Obviously a better school is going to be more well known than a lesser known one, but you might be surprised by the quality of schools you may have never heard of. My brother, Ben Eastburn CdeP 2011, is an excellent example of this.
When I tell people that my brother goes to Williams College, I often get a puzzled look and a half-hearted, “Cool.” In actuality Williams is an amazing school that is ranked as the #1 Liberal Arts College in the nation by both Forbes and USNews, but because it doesn’t have the reputation of the Ivies it’s often overlooked.
In classic Ben style, he refused to even look at schools like Princeton and Yale even though he had the grades. Instead he chose a school that was the best fit for him.
Choose by the program
You are ultimately going to specialize in at least one field by the end of your college career. It’s okay to not know what you want to do (I honestly have no idea), but try to find a school that has the reputation for the same strengths as you. You wouldn’t go to Princeton for marine biology (they don’t even have a program), but UCSB has a great program. Boston University is known for their journalism program and Kenyon College has one of the strongest English programs in the country. A good reputation of a specific program can carry just as much weight in the workplace as a big name school.
Just like Thacher, you are going to be living and working with the students at your college, in most circumstances, for four years. So you might want to ask yourself, do I fit in with those around me?
Unfortunately, many of the elite schools attract and produce students that are just what you’d expect, elitist. William Deresiewicz, American essayist and literary critic, writes of his own experience of discovering that his elite schooling didn’t provide him the best education. In his article, “The Disadvantages of an Elite Education” he explains:
“As two dozen years at Yale and Columbia have shown me, elite colleges relentlessly encourage their students to flatter themselves for being there, and for what being there can do for them…My education taught me to believe that people who didn’t go to an Ivy League or equivalent school weren’t worth talking to, regardless of their class. I was given the unmistakable message that such people were beneath me.”

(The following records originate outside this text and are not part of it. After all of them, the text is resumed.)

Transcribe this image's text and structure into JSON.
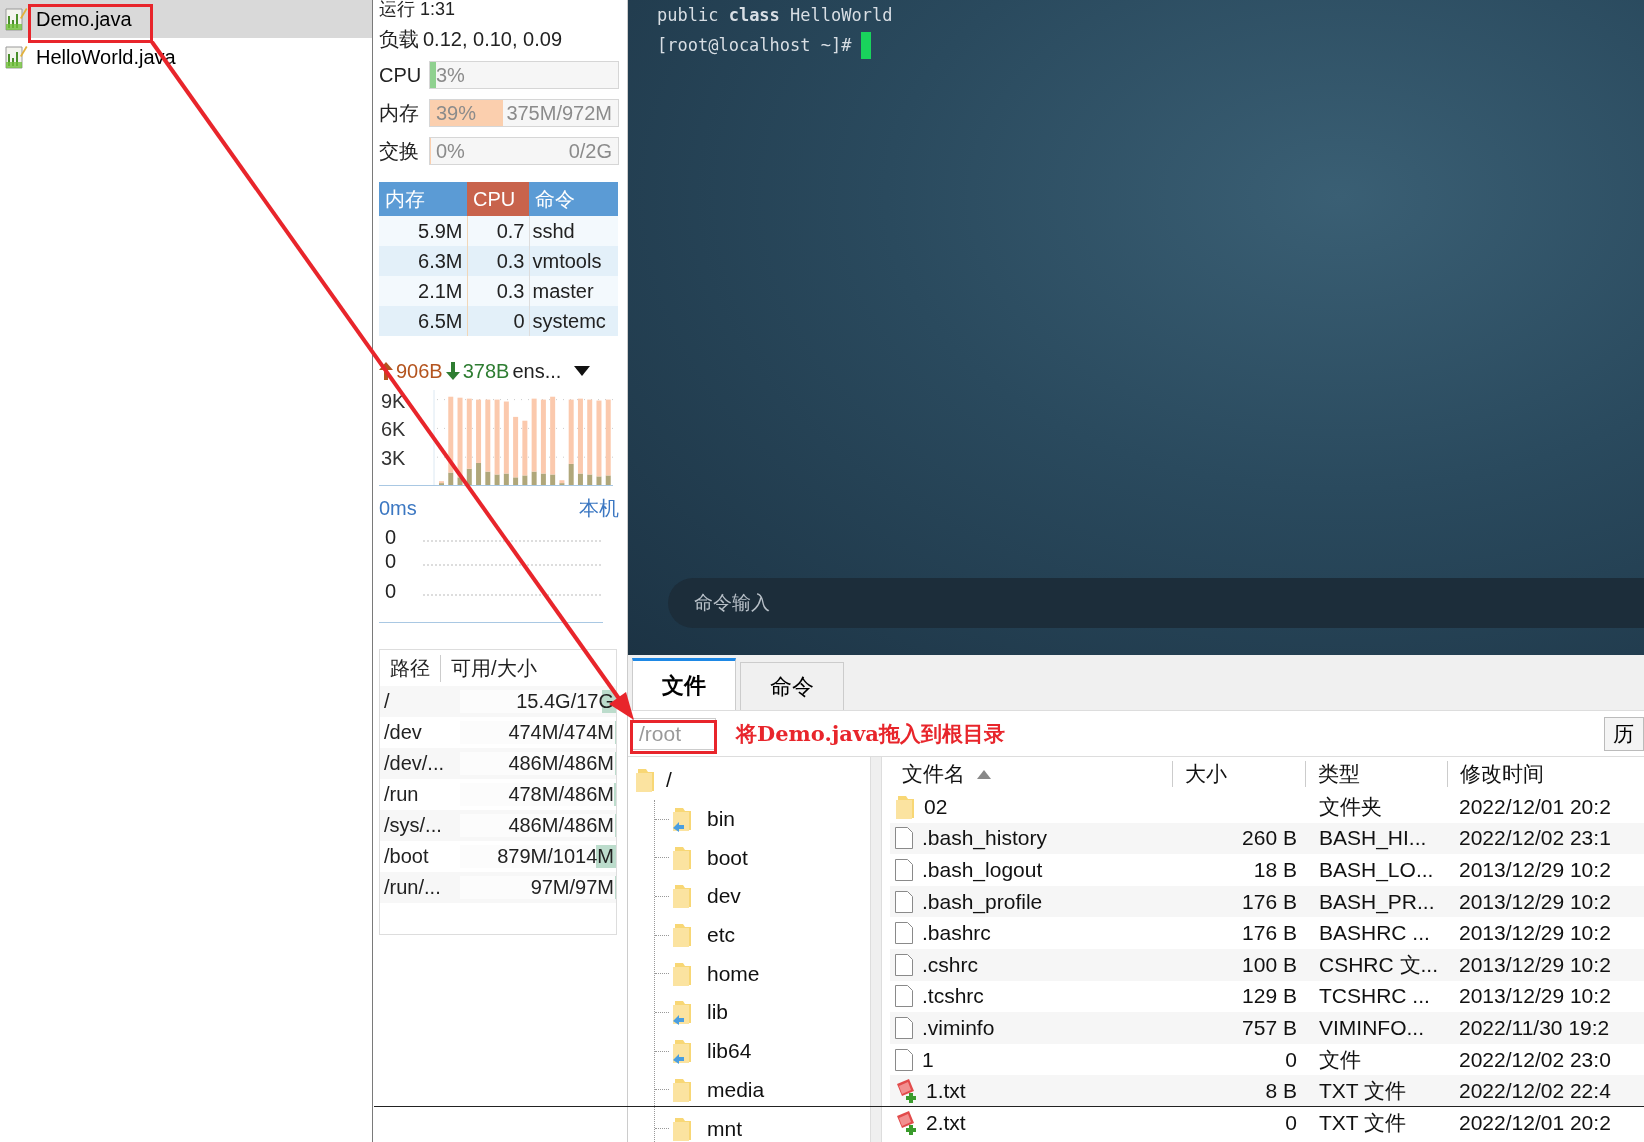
{
  "left_pane": {
    "files": [
      {
        "name": "Demo.java",
        "selected": true
      },
      {
        "name": "HelloWorld.java",
        "selected": false
      }
    ]
  },
  "monitor": {
    "uptime": "运行 1:31",
    "load": {
      "label": "负载",
      "value": "0.12, 0.10, 0.09"
    },
    "meters": [
      {
        "label": "CPU",
        "level": 0.03,
        "color": "#8fd18f",
        "reading": "3%"
      },
      {
        "label": "内存",
        "level": 0.39,
        "color": "#fbcfae",
        "reading": "39%",
        "detail": "375M/972M"
      },
      {
        "label": "交换",
        "level": 0,
        "color": "#fbcfae",
        "reading": "0%",
        "detail": "0/2G"
      }
    ],
    "processes": {
      "columns": [
        {
          "label": "内存",
          "selected": false
        },
        {
          "label": "CPU",
          "selected": true
        },
        {
          "label": "命令",
          "selected": false
        }
      ],
      "rows": [
        [
          "5.9M",
          "0.7",
          "sshd"
        ],
        [
          "6.3M",
          "0.3",
          "vmtools"
        ],
        [
          "2.1M",
          "0.3",
          "master"
        ],
        [
          "6.5M",
          "0",
          "systemc"
        ]
      ]
    },
    "network": {
      "up": "906B",
      "down": "378B",
      "interface": "ens...",
      "chart_data": {
        "type": "bar",
        "stacked": true,
        "grid": true,
        "ylim": [
          0,
          10000
        ],
        "yticks": [
          {
            "value": 3000,
            "label": "3K"
          },
          {
            "value": 6000,
            "label": "6K"
          },
          {
            "value": 9000,
            "label": "9K"
          }
        ],
        "series": [
          {
            "color": "#b0a77a",
            "values": [
              300,
              1400,
              900,
              1800,
              2400,
              1500,
              1200,
              1300,
              900,
              1100,
              1500,
              1300,
              1200,
              300,
              2300,
              1300,
              1200,
              1000,
              1100
            ]
          },
          {
            "color": "#fbc9ad",
            "values": [
              200,
              7900,
              8300,
              7300,
              6600,
              7500,
              7800,
              7500,
              6300,
              5700,
              7600,
              7700,
              8100,
              300,
              6700,
              7800,
              7800,
              7900,
              7900
            ]
          }
        ]
      }
    },
    "latency": {
      "ping": "0ms",
      "host": "本机",
      "labels": [
        "0",
        "0",
        "0"
      ]
    },
    "disks": {
      "columns": [
        "路径",
        "可用/大小"
      ],
      "rows": [
        {
          "path": "/",
          "size": "15.4G/17G",
          "level": 0.09
        },
        {
          "path": "/dev",
          "size": "474M/474M",
          "level": 0
        },
        {
          "path": "/dev/...",
          "size": "486M/486M",
          "level": 0
        },
        {
          "path": "/run",
          "size": "478M/486M",
          "level": 0.016
        },
        {
          "path": "/sys/...",
          "size": "486M/486M",
          "level": 0
        },
        {
          "path": "/boot",
          "size": "879M/1014M",
          "level": 0.13
        },
        {
          "path": "/run/...",
          "size": "97M/97M",
          "level": 0
        }
      ]
    }
  },
  "terminal": {
    "lines": [
      "public **class** HelloWorld",
      "[root@localhost ~]#"
    ],
    "command_input": {
      "placeholder": "命令输入"
    }
  },
  "file_manager": {
    "tabs": [
      {
        "label": "文件",
        "selected": true
      },
      {
        "label": "命令",
        "selected": false
      }
    ],
    "path": "/root",
    "annotation": "将Demo.java拖入到根目录",
    "history_button": "历",
    "tree": {
      "name": "/",
      "children": [
        {
          "name": "bin",
          "link": true
        },
        {
          "name": "boot",
          "link": false
        },
        {
          "name": "dev",
          "link": false
        },
        {
          "name": "etc",
          "link": false
        },
        {
          "name": "home",
          "link": false
        },
        {
          "name": "lib",
          "link": true
        },
        {
          "name": "lib64",
          "link": true
        },
        {
          "name": "media",
          "link": false
        },
        {
          "name": "mnt",
          "link": false
        }
      ]
    },
    "list": {
      "columns": [
        {
          "label": "文件名",
          "sorted": true
        },
        {
          "label": "大小",
          "sorted": false
        },
        {
          "label": "类型",
          "sorted": false
        },
        {
          "label": "修改时间",
          "sorted": false
        }
      ],
      "rows": [
        {
          "kind": "folder",
          "name": "02",
          "type": "文件夹",
          "modified": "2022/12/01 20:2"
        },
        {
          "kind": "file",
          "name": ".bash_history",
          "size": "260 B",
          "type": "BASH_HI...",
          "modified": "2022/12/02 23:1"
        },
        {
          "kind": "file",
          "name": ".bash_logout",
          "size": "18 B",
          "type": "BASH_LO...",
          "modified": "2013/12/29 10:2"
        },
        {
          "kind": "file",
          "name": ".bash_profile",
          "size": "176 B",
          "type": "BASH_PR...",
          "modified": "2013/12/29 10:2"
        },
        {
          "kind": "file",
          "name": ".bashrc",
          "size": "176 B",
          "type": "BASHRC ...",
          "modified": "2013/12/29 10:2"
        },
        {
          "kind": "file",
          "name": ".cshrc",
          "size": "100 B",
          "type": "CSHRC 文...",
          "modified": "2013/12/29 10:2"
        },
        {
          "kind": "file",
          "name": ".tcshrc",
          "size": "129 B",
          "type": "TCSHRC ...",
          "modified": "2013/12/29 10:2"
        },
        {
          "kind": "file",
          "name": ".viminfo",
          "size": "757 B",
          "type": "VIMINFO...",
          "modified": "2022/11/30 19:2"
        },
        {
          "kind": "file",
          "name": "1",
          "size": "0",
          "type": "文件",
          "modified": "2022/12/02 23:0"
        },
        {
          "kind": "text",
          "name": "1.txt",
          "size": "8 B",
          "type": "TXT 文件",
          "modified": "2022/12/02 22:4"
        },
        {
          "kind": "text",
          "name": "2.txt",
          "size": "0",
          "type": "TXT 文件",
          "modified": "2022/12/01 20:2"
        }
      ]
    }
  }
}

Choose a school where the students are striving to improve not only themselves, but the world around them. Look for schools with students that value social justice, diversity (of all kinds), and making connections. Students that can encourage and motivate you to better yourself will ultimately provide you with the best learning and social experience necessary for life after college.
None of this may be new to you but it’s important to really take a hard look at what you want since you will be spending at least four years of your life in that place. Recent trends have shown scary statistics of mental health within the teen and late-teen population. William Deresiewicz, in his essay “Ivy League Schools Are Overrated Send Your Kids Elsewhere,” writes:
“Look beneath the façade of seamless well-adjustment, and what you often find are toxic levels of fear, anxiety, and depression, of emptiness and aimlessness and isolation. A large-scale survey of college freshmen recently found that self-reports of emotional well-being have fallen to their lowest level in the study’s 25-year history.”
There is obviously a huge disconnect with how we choose our colleges and the actual experience of higher education. Is college about how other people will view us or how we can grow as scholars and people? Maybe it’s time to reconsider what a good college really is.
Mr. Mulligan recently wrote an article about some of these issues titled, “The Three Most Important Things You Can Ask Your Teenager.”
I sat down with him to hear a little bit more of his opinions and left with this wonderful piece of advice.
“I would hope that our kids and their parents would be willing to just do their homework about what great teaching looks like at colleges. I think that you can go to a well-known school and not get a good enough education as you could at the other colleges. For example, smaller liberal arts colleges probably have some of the best teaching in the country. So be open minded.”